“We’d be 10,000 feet up a mountain, shivering in the freezing cold and barely able to stand it with all this special clothing on. The locals would be standing outside in sandals, without coats, smoking cigarettes. We’d just shake our heads and think ‘How on earth is that possible?’”
Hafer has shaken hands with the Taliban. “They typically dress better than the locals, look healthier, and are usually bigger. You could tell they wanted to do us in, and would have if they could get around all our guns. They knew we’d smoke their heads.”
The team also worked with many Mujahedeen fighters that took on the Soviets in the 1980s. One, Rosie Mohammed, had a great-great-grandfather who was a king.

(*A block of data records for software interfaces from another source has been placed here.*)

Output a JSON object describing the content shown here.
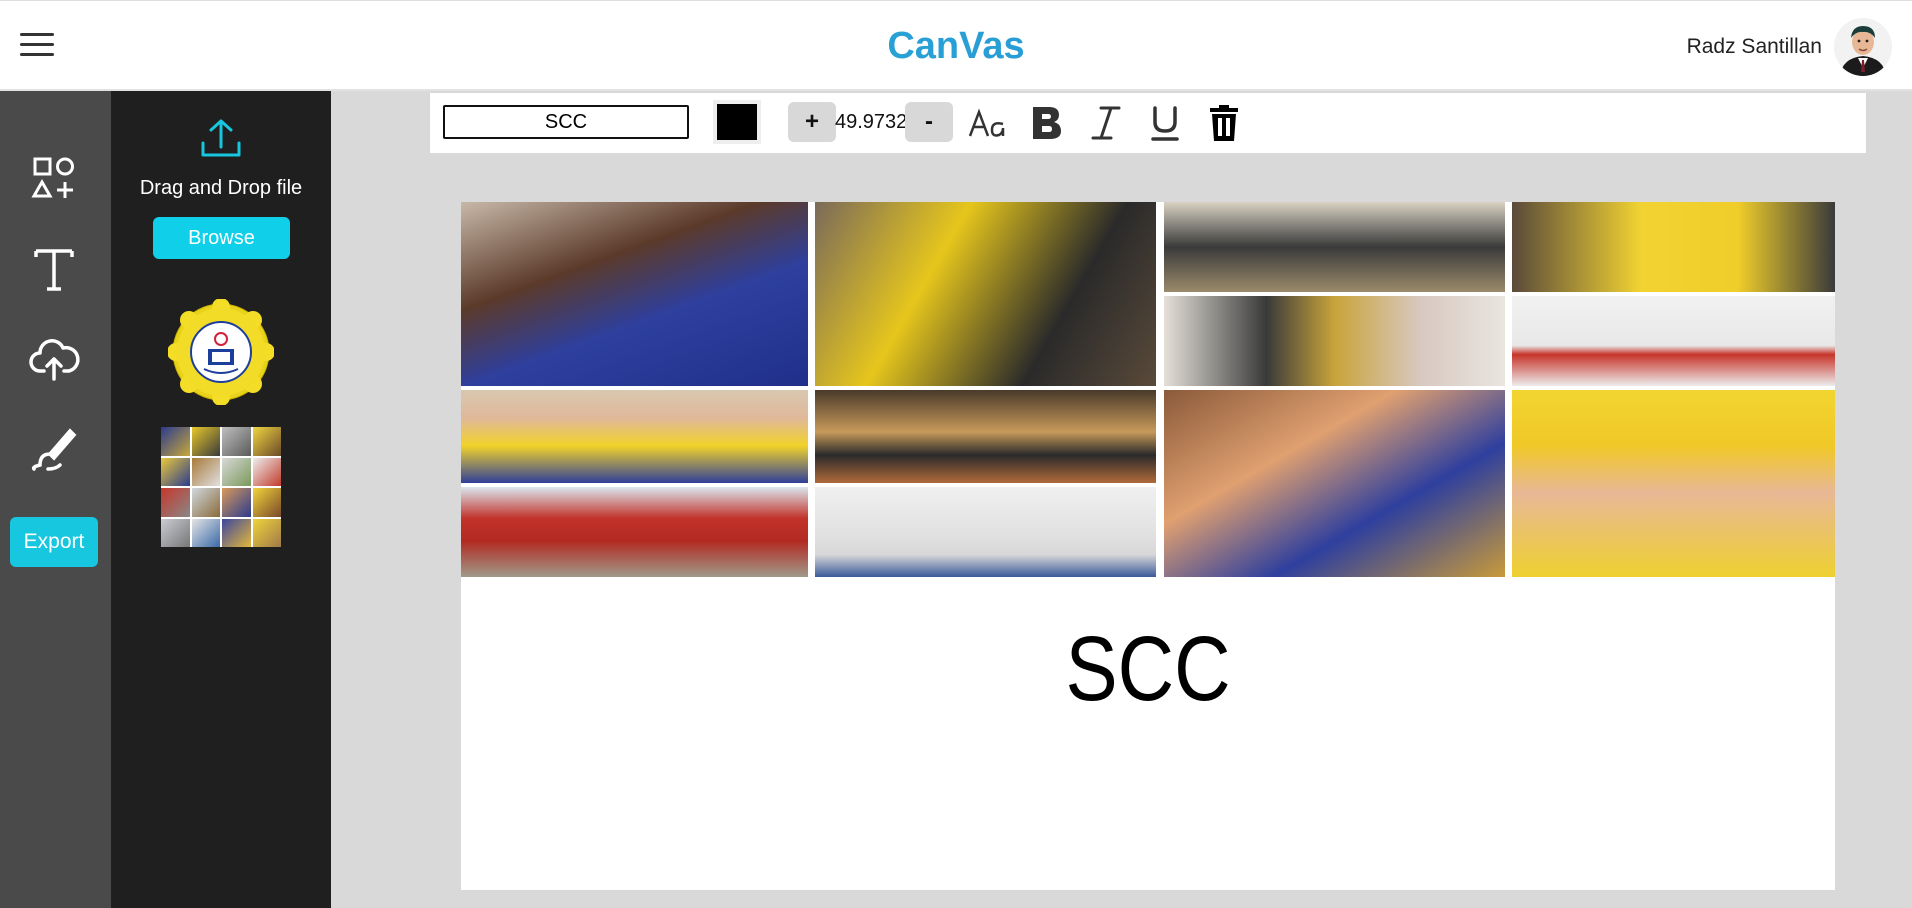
{
  "app": {
    "title": "CanVas"
  },
  "user": {
    "name": "Radz Santillan"
  },
  "sidebar": {
    "tools": [
      {
        "name": "shapes-icon"
      },
      {
        "name": "text-icon"
      },
      {
        "name": "upload-cloud-icon"
      },
      {
        "name": "brush-icon"
      }
    ],
    "export_label": "Export"
  },
  "upload_panel": {
    "drag_label": "Drag and Drop file",
    "browse_label": "Browse",
    "thumbnails": [
      "school-seal-image",
      "photo-collage-image"
    ]
  },
  "text_toolbar": {
    "text_value": "SCC",
    "color": "#000000",
    "increase_label": "+",
    "font_size": "49.9732",
    "decrease_label": "-",
    "icons": [
      "font-icon",
      "bold-icon",
      "italic-icon",
      "underline-icon",
      "trash-icon"
    ]
  },
  "canvas": {
    "text": "SCC",
    "background": "#ffffff"
  },
  "colors": {
    "accent": "#17c6df",
    "brand_start": "#23bfd1",
    "brand_end": "#2e7fd9",
    "rail": "#4a4a4a",
    "panel": "#1f1f1f"
  }
}
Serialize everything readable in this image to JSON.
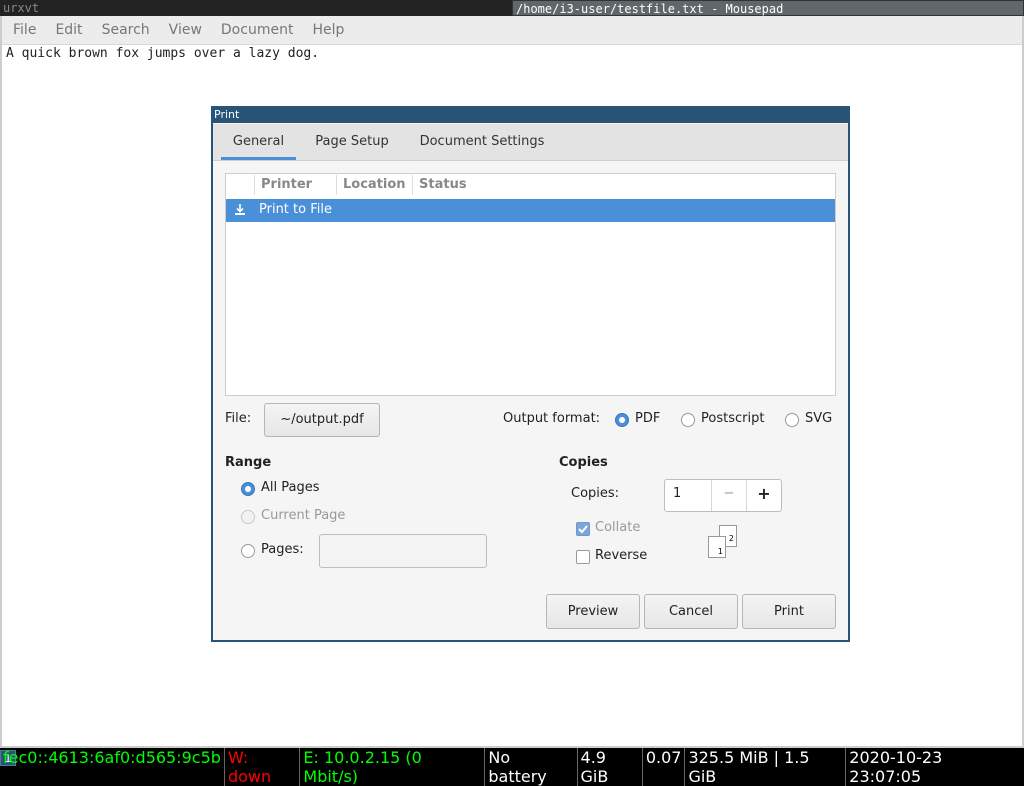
{
  "window_titles": {
    "left": "urxvt",
    "right": "/home/i3-user/testfile.txt - Mousepad"
  },
  "menubar": [
    "File",
    "Edit",
    "Search",
    "View",
    "Document",
    "Help"
  ],
  "editor": {
    "text": "A quick brown fox jumps over a lazy dog."
  },
  "dialog": {
    "title": "Print",
    "tabs": [
      {
        "label": "General",
        "active": true
      },
      {
        "label": "Page Setup",
        "active": false
      },
      {
        "label": "Document Settings",
        "active": false
      }
    ],
    "printer_list": {
      "columns": [
        "Printer",
        "Location",
        "Status"
      ],
      "rows": [
        {
          "icon": "download-icon",
          "name": "Print to File",
          "selected": true
        }
      ]
    },
    "file": {
      "label": "File:",
      "value": "~/output.pdf"
    },
    "output_format": {
      "label": "Output format:",
      "options": [
        "PDF",
        "Postscript",
        "SVG"
      ],
      "selected": "PDF"
    },
    "range": {
      "title": "Range",
      "options": [
        "All Pages",
        "Current Page",
        "Pages:"
      ],
      "selected": "All Pages",
      "pages_value": ""
    },
    "copies": {
      "title": "Copies",
      "label": "Copies:",
      "value": "1",
      "minus": "−",
      "plus": "+",
      "collate": {
        "label": "Collate",
        "checked": true,
        "enabled": false
      },
      "reverse": {
        "label": "Reverse",
        "checked": false
      },
      "preview_pages": [
        "2",
        "1"
      ]
    },
    "buttons": {
      "preview": "Preview",
      "cancel": "Cancel",
      "print": "Print"
    }
  },
  "statusbar": {
    "workspace": "1",
    "ipv6": "fec0::4613:6af0:d565:9c5b",
    "wifi": "W: down",
    "ethernet": "E: 10.0.2.15 (0 Mbit/s)",
    "battery": "No battery",
    "disk": "4.9 GiB",
    "load": "0.07",
    "memory": "325.5 MiB | 1.5 GiB",
    "datetime": "2020-10-23 23:07:05",
    "colors": {
      "good": "#00ff00",
      "bad": "#ff0000",
      "neutral": "#ffffff"
    }
  }
}
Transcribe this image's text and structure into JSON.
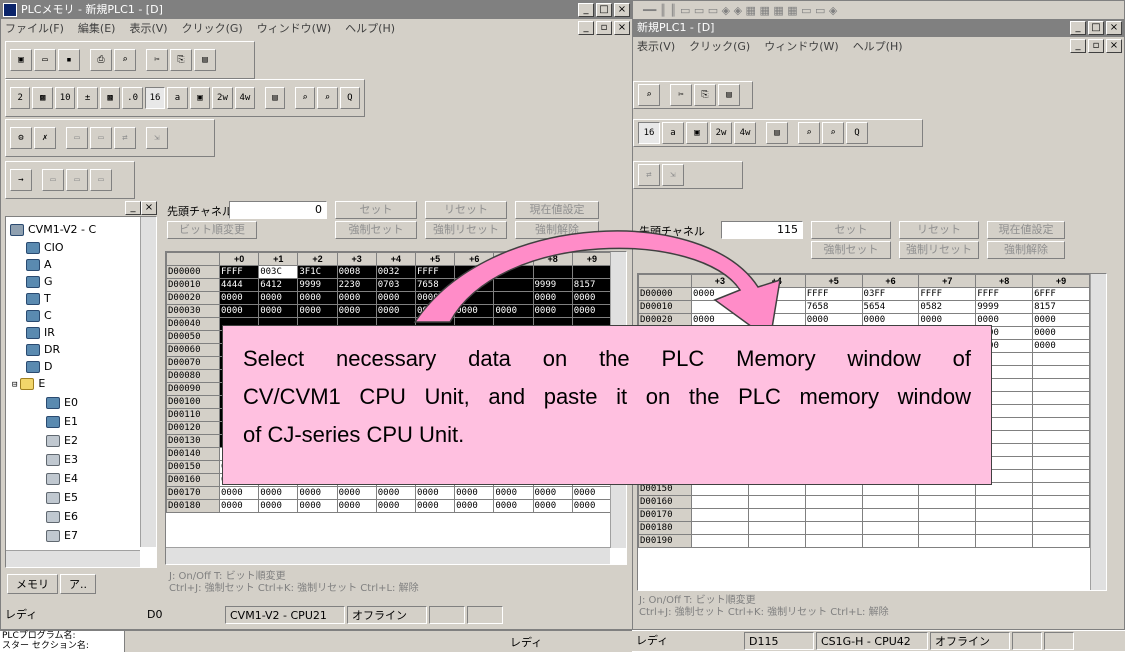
{
  "left_window": {
    "title": "PLCメモリ - 新規PLC1 - [D]",
    "menu": [
      "ファイル(F)",
      "編集(E)",
      "表示(V)",
      "クリック(G)",
      "ウィンドウ(W)",
      "ヘルプ(H)"
    ],
    "tree": {
      "root": "CVM1-V2 - C",
      "items": [
        "CIO",
        "A",
        "G",
        "T",
        "C",
        "IR",
        "DR",
        "D",
        "E",
        "E0",
        "E1",
        "E2",
        "E3",
        "E4",
        "E5",
        "E6",
        "E7"
      ]
    },
    "tabs": [
      "メモリ",
      "ア.."
    ],
    "top_channel_label": "先頭チャネル",
    "top_channel_value": "0",
    "buttons": {
      "set": "セット",
      "reset": "リセット",
      "present_value": "現在値設定",
      "bit_change": "ビット順変更",
      "force_set": "強制セット",
      "force_reset": "強制リセット",
      "force_release": "強制解除"
    },
    "grid": {
      "headers": [
        "",
        "+0",
        "+1",
        "+2",
        "+3",
        "+4",
        "+5",
        "+6",
        "+7",
        "+8",
        "+9"
      ],
      "rows": [
        [
          "D00000",
          "FFFF",
          "003C",
          "3F1C",
          "0008",
          "0032",
          "FFFF",
          "",
          "",
          "",
          ""
        ],
        [
          "D00010",
          "4444",
          "6412",
          "9999",
          "2230",
          "0703",
          "7658",
          "",
          "",
          "9999",
          "8157"
        ],
        [
          "D00020",
          "0000",
          "0000",
          "0000",
          "0000",
          "0000",
          "0000",
          "",
          "",
          "0000",
          "0000"
        ],
        [
          "D00030",
          "0000",
          "0000",
          "0000",
          "0000",
          "0000",
          "0000",
          "0000",
          "0000",
          "0000",
          "0000"
        ],
        [
          "D00040",
          "",
          "",
          "",
          "",
          "",
          "",
          "",
          "",
          "",
          ""
        ],
        [
          "D00050",
          "",
          "",
          "",
          "",
          "",
          "",
          "",
          "",
          "",
          ""
        ],
        [
          "D00060",
          "",
          "",
          "",
          "",
          "",
          "",
          "",
          "",
          "",
          ""
        ],
        [
          "D00070",
          "",
          "",
          "",
          "",
          "",
          "",
          "",
          "",
          "",
          ""
        ],
        [
          "D00080",
          "",
          "",
          "",
          "",
          "",
          "",
          "",
          "",
          "",
          ""
        ],
        [
          "D00090",
          "",
          "",
          "",
          "",
          "",
          "",
          "",
          "",
          "",
          ""
        ],
        [
          "D00100",
          "",
          "",
          "",
          "",
          "",
          "",
          "",
          "",
          "",
          ""
        ],
        [
          "D00110",
          "",
          "",
          "",
          "",
          "",
          "",
          "",
          "",
          "",
          ""
        ],
        [
          "D00120",
          "",
          "",
          "",
          "",
          "",
          "",
          "",
          "",
          "",
          ""
        ],
        [
          "D00130",
          "",
          "",
          "",
          "",
          "",
          "",
          "",
          "",
          "",
          ""
        ],
        [
          "D00140",
          "",
          "",
          "",
          "",
          "",
          "",
          "",
          "",
          "",
          ""
        ],
        [
          "D00150",
          "0000",
          "0000",
          "0000",
          "0000",
          "0000",
          "0000",
          "0000",
          "0000",
          "0000",
          "0000"
        ],
        [
          "D00160",
          "0000",
          "0000",
          "0000",
          "0000",
          "0000",
          "0000",
          "0000",
          "0000",
          "0000",
          "0000"
        ],
        [
          "D00170",
          "0000",
          "0000",
          "0000",
          "0000",
          "0000",
          "0000",
          "0000",
          "0000",
          "0000",
          "0000"
        ],
        [
          "D00180",
          "0000",
          "0000",
          "0000",
          "0000",
          "0000",
          "0000",
          "0000",
          "0000",
          "0000",
          "0000"
        ]
      ]
    },
    "hint_line1": "J: On/Off    T: ビット順変更",
    "hint_line2": "Ctrl+J: 強制セット    Ctrl+K: 強制リセット    Ctrl+L: 解除",
    "status": {
      "ready": "レディ",
      "area": "D0",
      "model": "CVM1-V2 - CPU21",
      "mode": "オフライン"
    }
  },
  "right_window": {
    "title": "新規PLC1 - [D]",
    "menu": [
      "表示(V)",
      "クリック(G)",
      "ウィンドウ(W)",
      "ヘルプ(H)"
    ],
    "top_channel_label": "先頭チャネル",
    "top_channel_value": "115",
    "buttons": {
      "set": "セット",
      "reset": "リセット",
      "present_value": "現在値設定",
      "force_set": "強制セット",
      "force_reset": "強制リセット",
      "force_release": "強制解除"
    },
    "grid": {
      "headers": [
        "",
        "+3",
        "+4",
        "+5",
        "+6",
        "+7",
        "+8",
        "+9"
      ],
      "rows": [
        [
          "D00000",
          "0000",
          "0032",
          "FFFF",
          "03FF",
          "FFFF",
          "FFFF",
          "6FFF"
        ],
        [
          "D00010",
          "",
          "0703",
          "7658",
          "5654",
          "0582",
          "9999",
          "8157"
        ],
        [
          "D00020",
          "0000",
          "0000",
          "0000",
          "0000",
          "0000",
          "0000",
          "0000"
        ],
        [
          "D00030",
          "",
          "",
          "",
          "",
          "0000",
          "0000",
          "0000"
        ],
        [
          "D00040",
          "",
          "",
          "",
          "",
          "0000",
          "0000",
          "0000"
        ],
        [
          "D00050",
          "",
          "",
          "",
          "",
          "",
          "",
          ""
        ],
        [
          "D00060",
          "",
          "",
          "",
          "",
          "",
          "",
          ""
        ],
        [
          "D00070",
          "",
          "",
          "",
          "",
          "",
          "",
          ""
        ],
        [
          "D00080",
          "",
          "",
          "",
          "",
          "",
          "",
          ""
        ],
        [
          "D00090",
          "",
          "",
          "",
          "",
          "",
          "",
          ""
        ],
        [
          "D00100",
          "",
          "",
          "",
          "",
          "",
          "",
          ""
        ],
        [
          "D00110",
          "",
          "",
          "",
          "",
          "",
          "",
          ""
        ],
        [
          "D00120",
          "",
          "",
          "",
          "",
          "",
          "",
          ""
        ],
        [
          "D00130",
          "",
          "",
          "",
          "",
          "",
          "",
          ""
        ],
        [
          "D00140",
          "",
          "",
          "",
          "",
          "",
          "",
          ""
        ],
        [
          "D00150",
          "",
          "",
          "",
          "",
          "",
          "",
          ""
        ],
        [
          "D00160",
          "",
          "",
          "",
          "",
          "",
          "",
          ""
        ],
        [
          "D00170",
          "",
          "",
          "",
          "",
          "",
          "",
          ""
        ],
        [
          "D00180",
          "",
          "",
          "",
          "",
          "",
          "",
          ""
        ],
        [
          "D00190",
          "",
          "",
          "",
          "",
          "",
          "",
          ""
        ]
      ]
    },
    "hint_line1": "J: On/Off    T: ビット順変更",
    "hint_line2": "Ctrl+J: 強制セット    Ctrl+K: 強制リセット    Ctrl+L: 解除",
    "status": {
      "ready": "レディ",
      "area": "D115",
      "model": "CS1G-H - CPU42",
      "mode": "オフライン"
    }
  },
  "bottom_strip": {
    "line1": "PLCプログラム名:",
    "line2": "スター セクション名:"
  },
  "callout": {
    "line1": "Select necessary data on the PLC Memory window of",
    "line2": "CV/CVM1 CPU Unit, and paste it on the PLC memory window",
    "line3": "of CJ-series CPU Unit.",
    "color": "#ffc0e0"
  },
  "arrow_color": "#ff8cc8"
}
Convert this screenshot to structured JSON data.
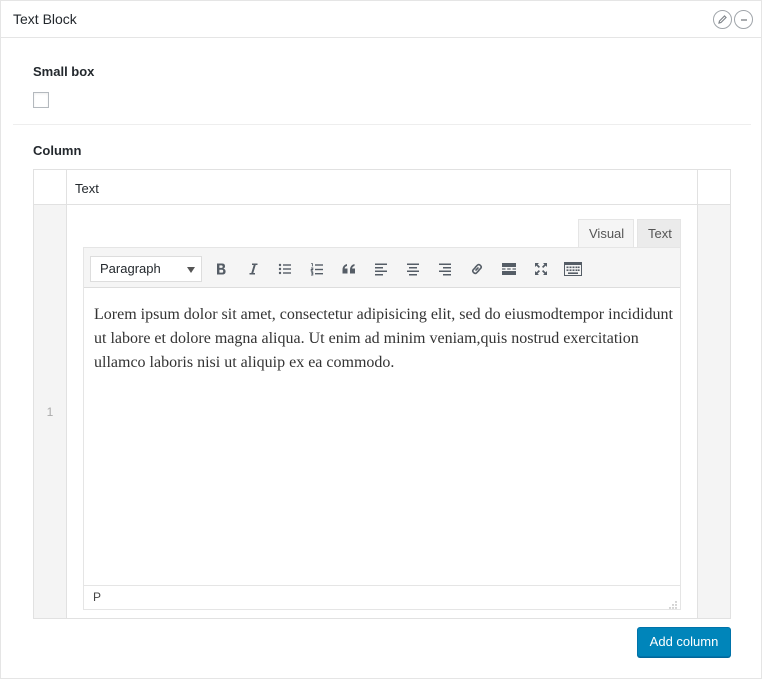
{
  "panel": {
    "title": "Text Block"
  },
  "fields": {
    "small_box_label": "Small box",
    "small_box_checked": false,
    "column_label": "Column"
  },
  "repeater": {
    "column_header": "Text",
    "row_number": "1"
  },
  "editor": {
    "tab_visual": "Visual",
    "tab_text": "Text",
    "format_selected": "Paragraph",
    "toolbar_icons": [
      "bold-icon",
      "italic-icon",
      "bullet-list-icon",
      "numbered-list-icon",
      "blockquote-icon",
      "align-left-icon",
      "align-center-icon",
      "align-right-icon",
      "link-icon",
      "read-more-icon",
      "fullscreen-icon",
      "toolbar-toggle-icon"
    ],
    "content": "Lorem ipsum dolor sit amet, consectetur adipisicing elit, sed do eiusmodtempor incididunt ut labore et dolore magna aliqua. Ut enim ad minim veniam,quis nostrud exercitation ullamco laboris nisi ut aliquip ex ea commodo.",
    "status_path": "P"
  },
  "actions": {
    "add_column": "Add column"
  },
  "colors": {
    "primary_button": "#0085ba",
    "border": "#e5e5e5"
  }
}
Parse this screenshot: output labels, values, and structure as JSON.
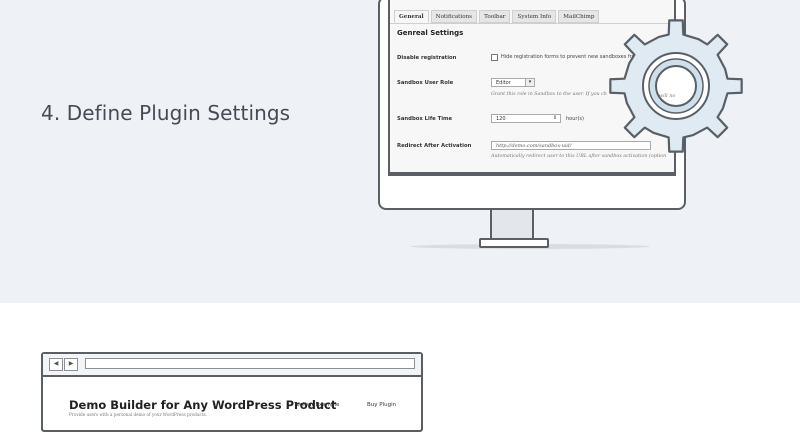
{
  "step": {
    "heading": "4. Define Plugin Settings"
  },
  "settings_panel": {
    "tabs": [
      "General",
      "Notifications",
      "Toolbar",
      "System Info",
      "MailChimp"
    ],
    "active_tab": "General",
    "section_title": "Genreal Settings",
    "rows": {
      "disable_registration": {
        "label": "Disable registration",
        "checkbox_text": "Hide registration forms to prevent new sandboxes fro",
        "checked": false
      },
      "sandbox_user_role": {
        "label": "Sandbox User Role",
        "value": "Editor",
        "hint": "Grant this role in Sandbox to the user. If you ch",
        "hint_tail": "will no"
      },
      "sandbox_life_time": {
        "label": "Sandbox Life Time",
        "value": "120",
        "unit": "hour(s)"
      },
      "redirect_after_activation": {
        "label": "Redirect After Activation",
        "value": "http://demo.com/sandbox-uid/",
        "hint": "Automatically redirect user to this URL after sandbox activation (option"
      }
    }
  },
  "gear": {
    "icon": "gear-icon",
    "fill": "#dfeaf2",
    "stroke": "#5a5f66"
  },
  "browser": {
    "back_icon": "◀",
    "forward_icon": "▶",
    "site_title": "Demo Builder for Any WordPress Product",
    "site_subtitle": "Provide users with a personal demo of your WordPress products.",
    "nav": [
      "Toolbar Example",
      "Buy Plugin"
    ]
  },
  "colors": {
    "band": "#eef2f6",
    "outline": "#5a5f66",
    "heading": "#444b57"
  }
}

Rosie, says Hafer, “had the stroke and had been one of the bigwigs when they were fighting the Russians. It was gentlemen like Rosie that had stepped up to the Taliban and said ‘we’re sick of this. You won’t let our kids go to school. You’ve held us down and we’re tired of being stupid. You’ve had your chance and now we’re going to work with the Americans.’
“And Rosie’s village drove the Taliban out. It can be done.
“The mission we were on was so important because the whole country revolves around agriculture. And it’s not over -- the mission is ongoing and we need to support it.”
The original agriculture team was replaced by a second from Arkansas: AR ADT 02.
“We were glad to see their faces after the long year and tried to set them up for success … so they could continue to execute the missions that worked,” says Taylor. “We didn’t want them wasting time trying to do things that others back home had told them worked. ... We helped shape the way that the Coalition forces approached the winning of hearts and minds and really helped (the Afghans) build up agriculture, something that would last long after we were gone.”
Gin Show/Whole-farm management
Following their work in Afghanistan, the agriculture team returned home in February of 2011 and integrated back into regular life for a couple of months.
Since then, Hafer has been working with fellow team-member and Arkansan, Addison Taylor.
Addison’s mother, an estate planning and agriculture attorney in Fayetteville (who is also the daughter and wife of cotton farmers), “had been toying with the idea of putting together a company that would cover the whole farm management picture,” explains Hafer. “Some companies do only certain aspects of farm management. She wanted to put together something that would specialize in everything under one roof: state laws, ag laws, farm management and the rest.”
Hafer was asked to fill the senior farm management position at the newly-formed Farmland Strategies.
“Addison had seen me work overseas in many environments and I’d seen him. We know what each other is capable of.
“So, this summer we started with the ASFMRA (American Society Farm Managers and Rural Appraisers) farm management track. It takes about three years to get – it isn’t easy to achieve and they’re rightfully proud of it.”
Taylor and Hafer also earned real estate licenses and are working on requirements to become accredited farm managers with the Society.
Since then, “we’ve been out beating the bushes. Starting something from nothing is not easy. It can be a bit overwhelming at first. But the thing is, in Afghanistan we really did start something from nothing (so this is not) new to us.”
For more, visit www.farmlandstrategies.com or the company’s booth at the upcoming gin show in Memphis.